At one point, Green partnered with Manning in a private investigation firm. Manning, who hailed from Los Angeles, was convicted of a bomb attack against a Palestinian in 1973. He reportedly became Kahane’s chief bombmaker. Prior to the Odeh killing, federal authorities claimed the pair carried out a number of bombings, mostly directed towards former Nazis and their collaborators.
Fuchs, another New Yorker, had also traveled to Israel. In 1983, he was convicted of shooting at a passing Arab-owned car in the West Bank. Israeli authorities eventually pulled him out of jail and put him on a plane back to New York. Today, Fuchs and Green are reportedly back in Israel. Meanwhile, Manning was extradited from Israel to California, where he was tried and convicted of a fatal letter-bomb attack that arose out of a business dispute. He is now serving a life sentence in state prison.
In case anyone believes that these bombings were a few isolated incidents, the Muslim Public Affairs Council states on its website:
The JDL has been responsible for at least 40 terrorist acts in the United States since its inception in 1968, according to the FBI.
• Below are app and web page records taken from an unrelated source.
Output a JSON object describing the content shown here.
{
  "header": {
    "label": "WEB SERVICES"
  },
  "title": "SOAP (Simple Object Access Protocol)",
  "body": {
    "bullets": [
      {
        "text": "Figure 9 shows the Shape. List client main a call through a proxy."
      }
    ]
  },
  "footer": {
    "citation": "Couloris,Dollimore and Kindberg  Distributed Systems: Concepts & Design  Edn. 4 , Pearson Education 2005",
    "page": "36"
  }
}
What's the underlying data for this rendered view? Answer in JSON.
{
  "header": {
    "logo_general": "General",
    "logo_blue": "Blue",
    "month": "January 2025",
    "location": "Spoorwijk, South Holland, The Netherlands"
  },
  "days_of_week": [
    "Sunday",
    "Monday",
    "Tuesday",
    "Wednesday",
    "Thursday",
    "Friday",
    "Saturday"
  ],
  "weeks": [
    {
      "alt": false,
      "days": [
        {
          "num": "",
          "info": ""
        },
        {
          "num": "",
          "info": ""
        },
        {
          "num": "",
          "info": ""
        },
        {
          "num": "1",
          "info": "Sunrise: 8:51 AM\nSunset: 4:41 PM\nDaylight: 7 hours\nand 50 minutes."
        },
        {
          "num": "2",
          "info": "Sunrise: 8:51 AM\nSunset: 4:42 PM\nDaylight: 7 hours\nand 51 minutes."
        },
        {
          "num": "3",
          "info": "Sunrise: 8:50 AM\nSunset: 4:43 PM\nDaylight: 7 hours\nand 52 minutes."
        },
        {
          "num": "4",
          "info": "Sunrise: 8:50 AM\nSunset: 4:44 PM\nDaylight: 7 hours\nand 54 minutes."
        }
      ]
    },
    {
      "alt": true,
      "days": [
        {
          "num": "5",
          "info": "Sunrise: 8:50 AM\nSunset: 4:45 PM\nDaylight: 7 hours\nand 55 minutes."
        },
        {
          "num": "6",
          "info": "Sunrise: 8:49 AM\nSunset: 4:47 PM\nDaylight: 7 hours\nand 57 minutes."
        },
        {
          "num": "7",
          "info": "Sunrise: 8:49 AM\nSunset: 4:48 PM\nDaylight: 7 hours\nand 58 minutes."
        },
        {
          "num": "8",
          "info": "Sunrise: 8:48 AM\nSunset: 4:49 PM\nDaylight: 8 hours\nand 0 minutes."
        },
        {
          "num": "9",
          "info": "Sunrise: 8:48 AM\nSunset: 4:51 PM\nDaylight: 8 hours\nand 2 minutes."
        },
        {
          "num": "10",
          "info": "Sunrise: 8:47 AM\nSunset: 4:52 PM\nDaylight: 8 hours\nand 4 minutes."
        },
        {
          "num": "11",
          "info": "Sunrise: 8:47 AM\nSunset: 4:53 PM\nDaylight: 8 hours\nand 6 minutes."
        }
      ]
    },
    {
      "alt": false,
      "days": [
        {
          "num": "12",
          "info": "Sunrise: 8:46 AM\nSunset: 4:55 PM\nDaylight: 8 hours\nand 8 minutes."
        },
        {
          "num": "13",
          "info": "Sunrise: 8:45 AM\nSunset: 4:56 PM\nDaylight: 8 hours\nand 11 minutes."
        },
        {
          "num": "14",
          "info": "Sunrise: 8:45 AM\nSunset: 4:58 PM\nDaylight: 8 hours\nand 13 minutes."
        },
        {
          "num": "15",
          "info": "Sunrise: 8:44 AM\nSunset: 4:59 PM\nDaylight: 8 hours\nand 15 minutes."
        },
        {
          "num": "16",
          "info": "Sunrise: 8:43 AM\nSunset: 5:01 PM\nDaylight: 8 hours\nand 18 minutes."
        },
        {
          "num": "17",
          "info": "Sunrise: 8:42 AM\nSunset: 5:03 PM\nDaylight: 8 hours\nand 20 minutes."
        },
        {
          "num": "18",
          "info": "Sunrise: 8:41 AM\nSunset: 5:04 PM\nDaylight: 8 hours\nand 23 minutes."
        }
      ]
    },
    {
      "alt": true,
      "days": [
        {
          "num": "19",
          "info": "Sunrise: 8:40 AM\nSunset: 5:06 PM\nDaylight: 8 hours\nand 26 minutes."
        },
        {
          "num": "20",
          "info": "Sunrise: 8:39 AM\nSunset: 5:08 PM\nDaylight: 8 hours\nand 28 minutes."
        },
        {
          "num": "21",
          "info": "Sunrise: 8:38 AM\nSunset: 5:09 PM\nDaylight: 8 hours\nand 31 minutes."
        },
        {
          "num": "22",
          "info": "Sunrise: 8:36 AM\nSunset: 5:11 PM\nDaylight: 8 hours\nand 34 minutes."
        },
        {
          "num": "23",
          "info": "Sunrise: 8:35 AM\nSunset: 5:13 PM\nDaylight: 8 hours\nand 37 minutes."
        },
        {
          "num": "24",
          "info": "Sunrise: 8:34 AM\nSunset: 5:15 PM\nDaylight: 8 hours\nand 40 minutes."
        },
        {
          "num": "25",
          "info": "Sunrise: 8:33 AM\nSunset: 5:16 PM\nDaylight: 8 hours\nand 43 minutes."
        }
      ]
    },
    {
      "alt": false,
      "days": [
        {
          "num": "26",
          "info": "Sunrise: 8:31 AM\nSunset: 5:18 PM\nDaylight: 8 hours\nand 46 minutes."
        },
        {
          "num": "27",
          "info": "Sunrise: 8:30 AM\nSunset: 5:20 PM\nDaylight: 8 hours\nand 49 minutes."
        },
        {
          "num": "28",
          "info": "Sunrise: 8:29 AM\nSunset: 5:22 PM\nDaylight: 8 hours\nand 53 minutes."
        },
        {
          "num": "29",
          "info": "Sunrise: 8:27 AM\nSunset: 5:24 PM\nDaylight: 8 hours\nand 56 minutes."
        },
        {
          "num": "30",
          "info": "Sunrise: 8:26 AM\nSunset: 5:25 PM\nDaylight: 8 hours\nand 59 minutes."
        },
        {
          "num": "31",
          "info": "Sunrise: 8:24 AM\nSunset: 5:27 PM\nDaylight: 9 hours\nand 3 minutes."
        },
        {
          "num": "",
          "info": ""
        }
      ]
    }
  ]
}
Though Earl Krugel was undoubtedly a murderous, racist thug, I don’t rejoice in his death. The federal prison system, it seems to me, has a lot to answer for. That he should’ve been murdered only three days after arriving at the Phoenix federal prison speaks volumes about the government’s negligence and culpability. This man clearly was marked by many inmate groups (most notably the White Supremacists and Muslims). Why couldn’t they have protected him? He deserved punishment for his crimes, but not a slab in the prison morgue.
Leave a Reply